§ **Goal of the exercise**:
Whenever the string "간편인증" appears in a line below, please copy the line out.

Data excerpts
::::::::

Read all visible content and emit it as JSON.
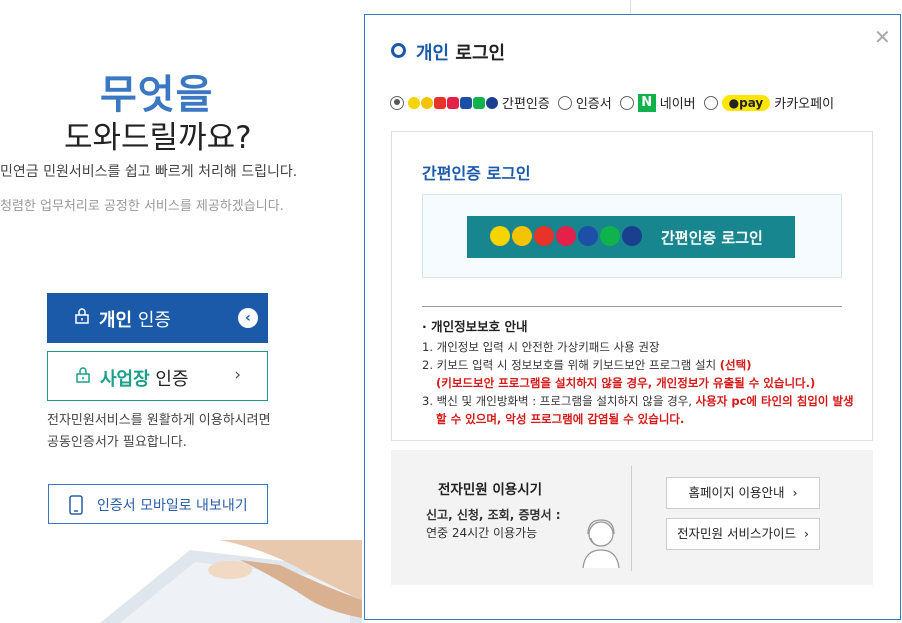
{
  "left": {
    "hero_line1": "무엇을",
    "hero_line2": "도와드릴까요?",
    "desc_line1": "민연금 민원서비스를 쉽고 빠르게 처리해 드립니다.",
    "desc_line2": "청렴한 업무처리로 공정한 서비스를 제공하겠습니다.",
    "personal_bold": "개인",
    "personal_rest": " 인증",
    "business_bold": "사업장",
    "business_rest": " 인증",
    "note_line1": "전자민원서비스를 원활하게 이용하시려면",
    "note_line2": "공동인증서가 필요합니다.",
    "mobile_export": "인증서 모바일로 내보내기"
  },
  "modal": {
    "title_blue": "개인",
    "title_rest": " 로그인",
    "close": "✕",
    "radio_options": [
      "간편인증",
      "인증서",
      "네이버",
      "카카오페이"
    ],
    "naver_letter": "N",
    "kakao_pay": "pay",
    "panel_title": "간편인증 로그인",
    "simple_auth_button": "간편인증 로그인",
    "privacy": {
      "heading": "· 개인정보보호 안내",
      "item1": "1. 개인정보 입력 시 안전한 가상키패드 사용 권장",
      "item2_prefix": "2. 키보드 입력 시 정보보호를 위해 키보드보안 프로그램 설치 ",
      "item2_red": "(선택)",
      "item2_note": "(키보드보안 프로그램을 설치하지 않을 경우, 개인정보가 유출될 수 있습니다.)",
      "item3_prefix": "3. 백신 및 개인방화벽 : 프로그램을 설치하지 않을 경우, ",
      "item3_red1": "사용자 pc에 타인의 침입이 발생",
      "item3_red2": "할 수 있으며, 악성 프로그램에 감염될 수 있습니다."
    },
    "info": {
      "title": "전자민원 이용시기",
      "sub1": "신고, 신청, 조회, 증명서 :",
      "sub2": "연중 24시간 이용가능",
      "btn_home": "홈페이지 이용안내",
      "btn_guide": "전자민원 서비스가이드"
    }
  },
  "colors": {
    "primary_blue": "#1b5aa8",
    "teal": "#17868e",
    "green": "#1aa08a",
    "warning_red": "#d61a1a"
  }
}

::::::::

§ **Solution for this problem**:
      "간편인증",
    "panel_title": "간편인증 로그인",
    "simple_auth_button": "간편인증 로그인",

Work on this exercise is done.